Part of the problem is inadequate funding. As Jimenez-Castellanos and Topper describe in the June 2012 issue of Review of Educational Research, a number of court cases have spurred states to look at their funding of students. States are trying to find out how much it costs to provide students an adequate education (note, adequate, not excellent...). However, as the authors describe in their review of 70 cost studies, ELLs are often not mentioned, seen as a homogeneous population, or are lumped together with other special populations. Some of the problems that Jimenez-Castellanos and Topper identify in the studies are:
The authors conclude that ELLs are understudied. Additionally, they reveal some patterns across the cost study literature:
What does it all mean? There is a lot of work to be done to support the needs of K-12 students at the funding and policy level. Educators need at ask questions about the research that is used to support policy and funding. And, most importantly, we need to continually question what an "excellent" education looks like, more-so than an "adequate" one - then, we need to strive for it!

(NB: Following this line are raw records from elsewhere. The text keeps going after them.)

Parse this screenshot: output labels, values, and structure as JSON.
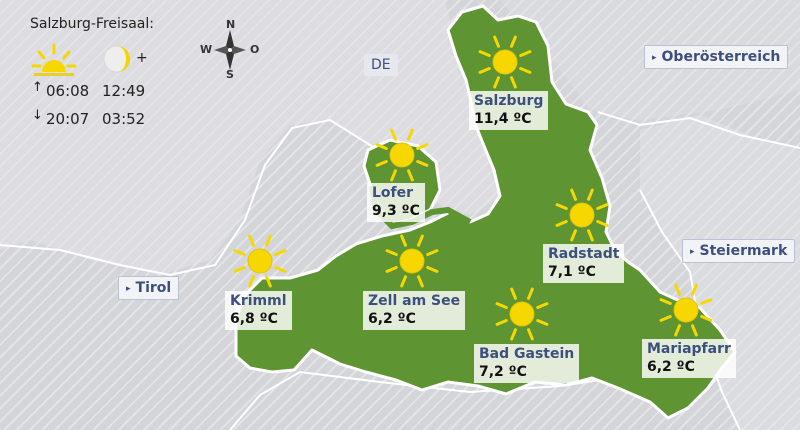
{
  "info": {
    "location": "Salzburg-Freisaal:",
    "sunrise": "06:08",
    "sunset": "20:07",
    "moonrise": "12:49",
    "moonset": "03:52",
    "moon_suffix": "+",
    "sunrise_arrow": "↑",
    "sunset_arrow": "↓"
  },
  "compass": {
    "n": "N",
    "s": "S",
    "w": "W",
    "e": "O"
  },
  "country_label": "DE",
  "neighbors": [
    {
      "label": "Oberösterreich"
    },
    {
      "label": "Steiermark"
    },
    {
      "label": "Tirol"
    }
  ],
  "neighbor_marker": "▸",
  "stations": [
    {
      "name": "Salzburg",
      "temp": "11,4 ºC",
      "icon": "sun-icon"
    },
    {
      "name": "Lofer",
      "temp": "9,3 ºC",
      "icon": "sun-icon"
    },
    {
      "name": "Radstadt",
      "temp": "7,1 ºC",
      "icon": "sun-icon"
    },
    {
      "name": "Krimml",
      "temp": "6,8 ºC",
      "icon": "sun-icon"
    },
    {
      "name": "Zell am See",
      "temp": "6,2 ºC",
      "icon": "sun-icon"
    },
    {
      "name": "Bad Gastein",
      "temp": "7,2 ºC",
      "icon": "sun-icon"
    },
    {
      "name": "Mariapfarr",
      "temp": "6,2 ºC",
      "icon": "sun-icon"
    }
  ],
  "colors": {
    "state_fill": "#5e9431",
    "state_border": "#ffffff",
    "background": "#d4d5d9",
    "sun": "#f6d800",
    "link_text": "#3d4f7e"
  }
}
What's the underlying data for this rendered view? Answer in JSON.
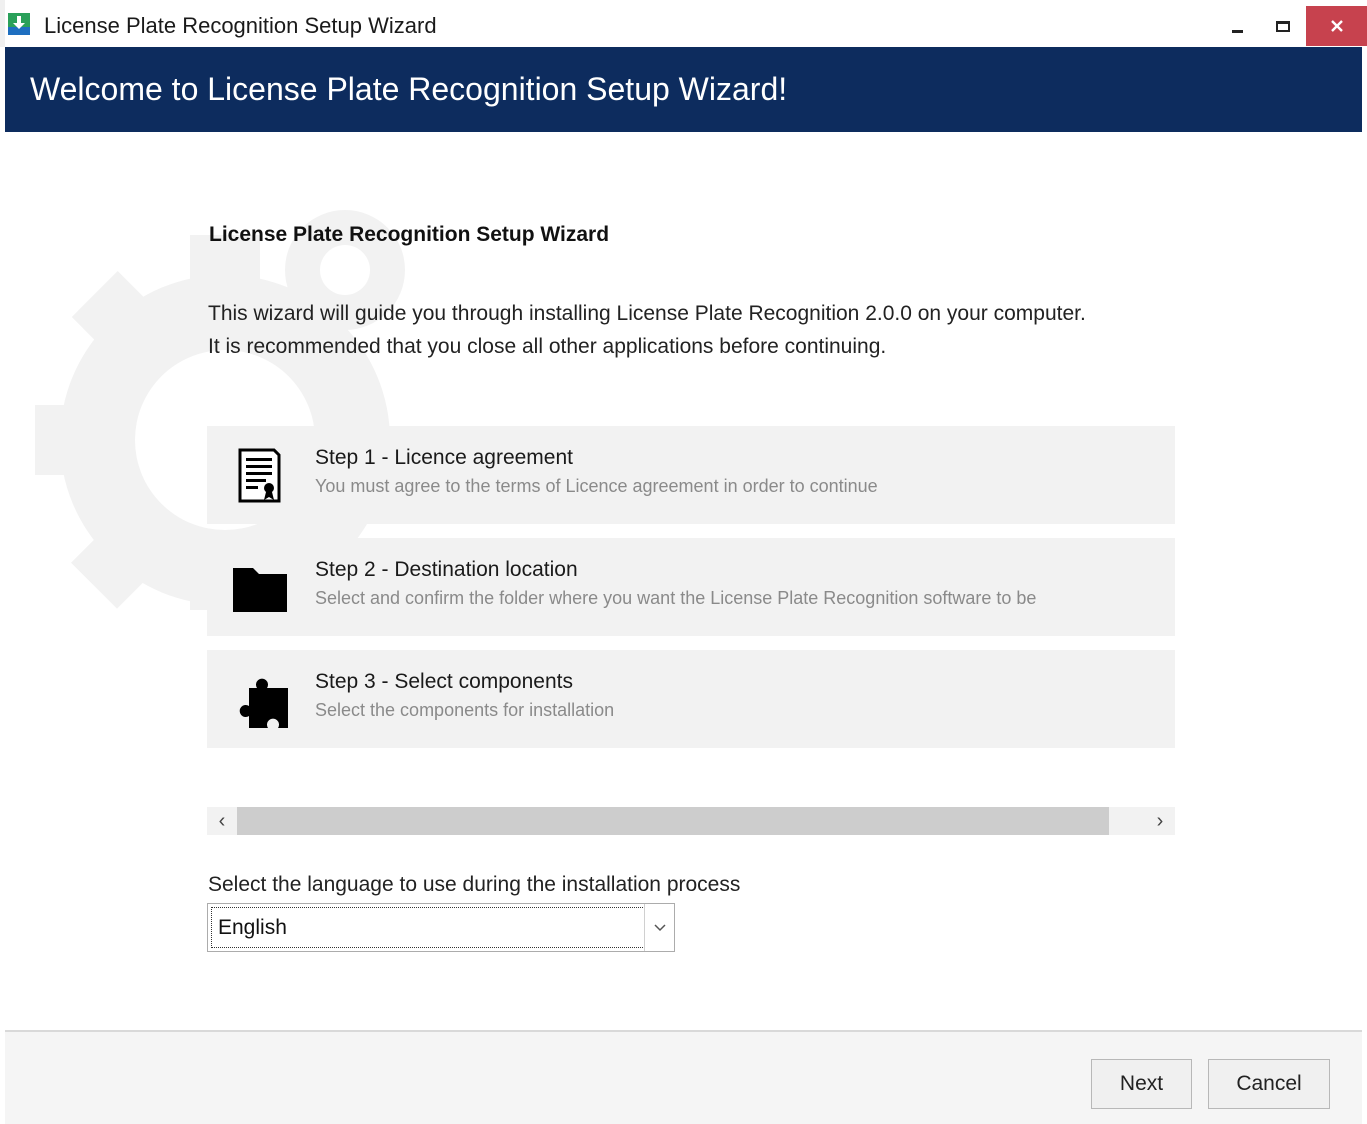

Reference: Jimenez-Castellanos, O. & Topper, A.M. (2012). The cost of providing an adequate education to English Language Learners: A review of the literature. Review of Educational Research, 82(2), 179-232.
Everyday ELL is now Every Language Learner.